*Component data from apps and pages*.
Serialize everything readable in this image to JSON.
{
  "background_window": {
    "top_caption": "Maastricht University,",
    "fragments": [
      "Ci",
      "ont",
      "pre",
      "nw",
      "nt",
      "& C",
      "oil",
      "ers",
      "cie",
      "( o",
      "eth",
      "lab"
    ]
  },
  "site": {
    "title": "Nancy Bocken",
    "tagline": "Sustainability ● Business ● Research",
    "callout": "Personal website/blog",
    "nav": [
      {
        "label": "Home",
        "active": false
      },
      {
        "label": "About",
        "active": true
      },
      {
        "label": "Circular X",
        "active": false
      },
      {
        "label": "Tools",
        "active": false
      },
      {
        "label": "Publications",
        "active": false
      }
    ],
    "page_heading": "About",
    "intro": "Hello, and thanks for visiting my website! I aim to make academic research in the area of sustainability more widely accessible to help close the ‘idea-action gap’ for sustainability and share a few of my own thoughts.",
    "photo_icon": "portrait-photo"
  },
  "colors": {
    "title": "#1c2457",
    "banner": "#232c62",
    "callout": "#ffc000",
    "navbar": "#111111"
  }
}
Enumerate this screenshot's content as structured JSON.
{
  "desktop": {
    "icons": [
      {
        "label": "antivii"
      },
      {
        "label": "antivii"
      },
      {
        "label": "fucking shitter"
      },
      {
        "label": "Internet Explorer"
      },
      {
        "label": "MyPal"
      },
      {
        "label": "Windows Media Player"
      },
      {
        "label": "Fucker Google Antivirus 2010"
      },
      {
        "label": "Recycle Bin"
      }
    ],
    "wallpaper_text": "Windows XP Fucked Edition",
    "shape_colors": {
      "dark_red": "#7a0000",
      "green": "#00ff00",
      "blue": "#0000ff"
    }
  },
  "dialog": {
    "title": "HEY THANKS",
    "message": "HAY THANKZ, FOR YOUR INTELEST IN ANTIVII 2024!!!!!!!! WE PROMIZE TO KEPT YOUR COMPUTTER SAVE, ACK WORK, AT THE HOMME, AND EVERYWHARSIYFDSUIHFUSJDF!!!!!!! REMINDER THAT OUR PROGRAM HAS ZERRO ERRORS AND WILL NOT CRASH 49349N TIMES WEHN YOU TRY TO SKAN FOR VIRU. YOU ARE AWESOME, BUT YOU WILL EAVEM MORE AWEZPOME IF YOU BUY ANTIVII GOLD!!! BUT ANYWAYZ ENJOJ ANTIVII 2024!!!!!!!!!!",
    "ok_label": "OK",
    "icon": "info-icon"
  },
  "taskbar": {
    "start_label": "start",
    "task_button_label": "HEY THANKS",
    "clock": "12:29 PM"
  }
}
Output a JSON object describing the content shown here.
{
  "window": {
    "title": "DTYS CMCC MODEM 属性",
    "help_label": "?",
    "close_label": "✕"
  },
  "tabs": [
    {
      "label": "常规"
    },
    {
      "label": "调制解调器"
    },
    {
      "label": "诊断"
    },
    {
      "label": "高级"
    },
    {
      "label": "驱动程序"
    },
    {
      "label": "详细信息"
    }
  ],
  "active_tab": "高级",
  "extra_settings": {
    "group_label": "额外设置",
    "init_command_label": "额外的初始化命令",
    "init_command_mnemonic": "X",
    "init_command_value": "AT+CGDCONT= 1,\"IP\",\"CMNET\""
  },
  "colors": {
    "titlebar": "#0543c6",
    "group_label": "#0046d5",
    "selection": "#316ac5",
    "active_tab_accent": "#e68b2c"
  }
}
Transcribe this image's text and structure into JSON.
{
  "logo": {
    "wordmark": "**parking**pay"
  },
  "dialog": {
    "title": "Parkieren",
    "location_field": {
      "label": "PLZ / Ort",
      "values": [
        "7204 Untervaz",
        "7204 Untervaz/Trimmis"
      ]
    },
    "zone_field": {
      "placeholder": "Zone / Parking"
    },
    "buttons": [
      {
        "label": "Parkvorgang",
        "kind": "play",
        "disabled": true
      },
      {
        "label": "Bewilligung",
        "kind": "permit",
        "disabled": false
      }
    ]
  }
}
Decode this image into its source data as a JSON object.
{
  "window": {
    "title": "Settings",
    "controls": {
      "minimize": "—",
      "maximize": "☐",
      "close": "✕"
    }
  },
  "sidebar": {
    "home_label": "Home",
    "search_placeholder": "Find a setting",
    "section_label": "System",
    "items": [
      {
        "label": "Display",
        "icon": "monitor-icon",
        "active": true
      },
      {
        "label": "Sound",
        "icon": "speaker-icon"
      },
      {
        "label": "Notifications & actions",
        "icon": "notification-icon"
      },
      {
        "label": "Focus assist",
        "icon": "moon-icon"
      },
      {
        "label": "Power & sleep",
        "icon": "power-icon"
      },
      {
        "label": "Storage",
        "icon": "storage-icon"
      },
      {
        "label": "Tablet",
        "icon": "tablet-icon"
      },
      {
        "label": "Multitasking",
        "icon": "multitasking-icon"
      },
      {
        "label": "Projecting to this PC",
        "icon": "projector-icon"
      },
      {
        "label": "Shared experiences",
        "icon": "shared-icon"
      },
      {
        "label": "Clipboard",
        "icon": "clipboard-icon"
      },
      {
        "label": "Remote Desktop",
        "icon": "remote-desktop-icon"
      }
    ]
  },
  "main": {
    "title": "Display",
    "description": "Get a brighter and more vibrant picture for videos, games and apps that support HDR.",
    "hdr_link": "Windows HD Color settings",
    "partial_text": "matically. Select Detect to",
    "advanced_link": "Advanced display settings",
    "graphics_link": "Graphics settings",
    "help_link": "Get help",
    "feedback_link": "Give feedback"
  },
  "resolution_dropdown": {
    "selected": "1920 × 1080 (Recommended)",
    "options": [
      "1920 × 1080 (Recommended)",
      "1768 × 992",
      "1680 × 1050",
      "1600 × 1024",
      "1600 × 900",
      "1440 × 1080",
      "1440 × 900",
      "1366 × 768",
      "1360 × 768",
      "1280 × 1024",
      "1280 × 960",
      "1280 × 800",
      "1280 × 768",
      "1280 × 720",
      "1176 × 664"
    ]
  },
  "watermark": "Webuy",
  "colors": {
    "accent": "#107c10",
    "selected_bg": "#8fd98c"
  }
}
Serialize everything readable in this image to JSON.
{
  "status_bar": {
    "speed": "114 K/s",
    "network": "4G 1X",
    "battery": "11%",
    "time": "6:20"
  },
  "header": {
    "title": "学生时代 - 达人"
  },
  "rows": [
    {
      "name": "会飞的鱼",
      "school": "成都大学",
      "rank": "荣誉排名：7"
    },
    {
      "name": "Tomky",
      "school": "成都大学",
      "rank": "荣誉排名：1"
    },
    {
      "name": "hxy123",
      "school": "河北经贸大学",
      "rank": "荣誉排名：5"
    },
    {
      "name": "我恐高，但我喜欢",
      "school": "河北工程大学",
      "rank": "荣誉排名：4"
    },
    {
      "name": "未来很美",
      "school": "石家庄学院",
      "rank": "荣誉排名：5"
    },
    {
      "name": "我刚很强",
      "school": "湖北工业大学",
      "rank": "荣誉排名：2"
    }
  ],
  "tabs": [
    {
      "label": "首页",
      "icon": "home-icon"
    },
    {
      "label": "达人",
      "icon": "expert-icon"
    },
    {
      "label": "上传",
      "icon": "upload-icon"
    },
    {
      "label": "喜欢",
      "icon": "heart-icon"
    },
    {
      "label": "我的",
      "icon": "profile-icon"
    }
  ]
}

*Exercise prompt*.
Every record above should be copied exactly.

*Problem solution*.
Serialize everything readable in this image to JSON.
{
  "background_window": {
    "top_caption": "Maastricht University,",
    "fragments": [
      "Ci",
      "ont",
      "pre",
      "nw",
      "nt",
      "& C",
      "oil",
      "ers",
      "cie",
      "( o",
      "eth",
      "lab"
    ]
  },
  "site": {
    "title": "Nancy Bocken",
    "tagline": "Sustainability ● Business ● Research",
    "callout": "Personal website/blog",
    "nav": [
      {
        "label": "Home",
        "active": false
      },
      {
        "label": "About",
        "active": true
      },
      {
        "label": "Circular X",
        "active": false
      },
      {
        "label": "Tools",
        "active": false
      },
      {
        "label": "Publications",
        "active": false
      }
    ],
    "page_heading": "About",
    "intro": "Hello, and thanks for visiting my website! I aim to make academic research in the area of sustainability more widely accessible to help close the ‘idea-action gap’ for sustainability and share a few of my own thoughts.",
    "photo_icon": "portrait-photo"
  },
  "colors": {
    "title": "#1c2457",
    "banner": "#232c62",
    "callout": "#ffc000",
    "navbar": "#111111"
  }
}
Enumerate this screenshot's content as structured JSON.
{
  "desktop": {
    "icons": [
      {
        "label": "antivii"
      },
      {
        "label": "antivii"
      },
      {
        "label": "fucking shitter"
      },
      {
        "label": "Internet Explorer"
      },
      {
        "label": "MyPal"
      },
      {
        "label": "Windows Media Player"
      },
      {
        "label": "Fucker Google Antivirus 2010"
      },
      {
        "label": "Recycle Bin"
      }
    ],
    "wallpaper_text": "Windows XP Fucked Edition",
    "shape_colors": {
      "dark_red": "#7a0000",
      "green": "#00ff00",
      "blue": "#0000ff"
    }
  },
  "dialog": {
    "title": "HEY THANKS",
    "message": "HAY THANKZ, FOR YOUR INTELEST IN ANTIVII 2024!!!!!!!! WE PROMIZE TO KEPT YOUR COMPUTTER SAVE, ACK WORK, AT THE HOMME, AND EVERYWHARSIYFDSUIHFUSJDF!!!!!!! REMINDER THAT OUR PROGRAM HAS ZERRO ERRORS AND WILL NOT CRASH 49349N TIMES WEHN YOU TRY TO SKAN FOR VIRU. YOU ARE AWESOME, BUT YOU WILL EAVEM MORE AWEZPOME IF YOU BUY ANTIVII GOLD!!! BUT ANYWAYZ ENJOJ ANTIVII 2024!!!!!!!!!!",
    "ok_label": "OK",
    "icon": "info-icon"
  },
  "taskbar": {
    "start_label": "start",
    "task_button_label": "HEY THANKS",
    "clock": "12:29 PM"
  }
}
Output a JSON object describing the content shown here.
{
  "window": {
    "title": "DTYS CMCC MODEM 属性",
    "help_label": "?",
    "close_label": "✕"
  },
  "tabs": [
    {
      "label": "常规"
    },
    {
      "label": "调制解调器"
    },
    {
      "label": "诊断"
    },
    {
      "label": "高级"
    },
    {
      "label": "驱动程序"
    },
    {
      "label": "详细信息"
    }
  ],
  "active_tab": "高级",
  "extra_settings": {
    "group_label": "额外设置",
    "init_command_label": "额外的初始化命令",
    "init_command_mnemonic": "X",
    "init_command_value": "AT+CGDCONT= 1,\"IP\",\"CMNET\""
  },
  "colors": {
    "titlebar": "#0543c6",
    "group_label": "#0046d5",
    "selection": "#316ac5",
    "active_tab_accent": "#e68b2c"
  }
}
Transcribe this image's text and structure into JSON.
{
  "logo": {
    "wordmark": "**parking**pay"
  },
  "dialog": {
    "title": "Parkieren",
    "location_field": {
      "label": "PLZ / Ort",
      "values": [
        "7204 Untervaz",
        "7204 Untervaz/Trimmis"
      ]
    },
    "zone_field": {
      "placeholder": "Zone / Parking"
    },
    "buttons": [
      {
        "label": "Parkvorgang",
        "kind": "play",
        "disabled": true
      },
      {
        "label": "Bewilligung",
        "kind": "permit",
        "disabled": false
      }
    ]
  }
}
Decode this image into its source data as a JSON object.
{
  "window": {
    "title": "Settings",
    "controls": {
      "minimize": "—",
      "maximize": "☐",
      "close": "✕"
    }
  },
  "sidebar": {
    "home_label": "Home",
    "search_placeholder": "Find a setting",
    "section_label": "System",
    "items": [
      {
        "label": "Display",
        "icon": "monitor-icon",
        "active": true
      },
      {
        "label": "Sound",
        "icon": "speaker-icon"
      },
      {
        "label": "Notifications & actions",
        "icon": "notification-icon"
      },
      {
        "label": "Focus assist",
        "icon": "moon-icon"
      },
      {
        "label": "Power & sleep",
        "icon": "power-icon"
      },
      {
        "label": "Storage",
        "icon": "storage-icon"
      },
      {
        "label": "Tablet",
        "icon": "tablet-icon"
      },
      {
        "label": "Multitasking",
        "icon": "multitasking-icon"
      },
      {
        "label": "Projecting to this PC",
        "icon": "projector-icon"
      },
      {
        "label": "Shared experiences",
        "icon": "shared-icon"
      },
      {
        "label": "Clipboard",
        "icon": "clipboard-icon"
      },
      {
        "label": "Remote Desktop",
        "icon": "remote-desktop-icon"
      }
    ]
  },
  "main": {
    "title": "Display",
    "description": "Get a brighter and more vibrant picture for videos, games and apps that support HDR.",
    "hdr_link": "Windows HD Color settings",
    "partial_text": "matically. Select Detect to",
    "advanced_link": "Advanced display settings",
    "graphics_link": "Graphics settings",
    "help_link": "Get help",
    "feedback_link": "Give feedback"
  },
  "resolution_dropdown": {
    "selected": "1920 × 1080 (Recommended)",
    "options": [
      "1920 × 1080 (Recommended)",
      "1768 × 992",
      "1680 × 1050",
      "1600 × 1024",
      "1600 × 900",
      "1440 × 1080",
      "1440 × 900",
      "1366 × 768",
      "1360 × 768",
      "1280 × 1024",
      "1280 × 960",
      "1280 × 800",
      "1280 × 768",
      "1280 × 720",
      "1176 × 664"
    ]
  },
  "watermark": "Webuy",
  "colors": {
    "accent": "#107c10",
    "selected_bg": "#8fd98c"
  }
}
Serialize everything readable in this image to JSON.
{
  "status_bar": {
    "speed": "114 K/s",
    "network": "4G 1X",
    "battery": "11%",
    "time": "6:20"
  },
  "header": {
    "title": "学生时代 - 达人"
  },
  "rows": [
    {
      "name": "会飞的鱼",
      "school": "成都大学",
      "rank": "荣誉排名：7"
    },
    {
      "name": "Tomky",
      "school": "成都大学",
      "rank": "荣誉排名：1"
    },
    {
      "name": "hxy123",
      "school": "河北经贸大学",
      "rank": "荣誉排名：5"
    },
    {
      "name": "我恐高，但我喜欢",
      "school": "河北工程大学",
      "rank": "荣誉排名：4"
    },
    {
      "name": "未来很美",
      "school": "石家庄学院",
      "rank": "荣誉排名：5"
    },
    {
      "name": "我刚很强",
      "school": "湖北工业大学",
      "rank": "荣誉排名：2"
    }
  ],
  "tabs": [
    {
      "label": "首页",
      "icon": "home-icon"
    },
    {
      "label": "达人",
      "icon": "expert-icon"
    },
    {
      "label": "上传",
      "icon": "upload-icon"
    },
    {
      "label": "喜欢",
      "icon": "heart-icon"
    },
    {
      "label": "我的",
      "icon": "profile-icon"
    }
  ]
}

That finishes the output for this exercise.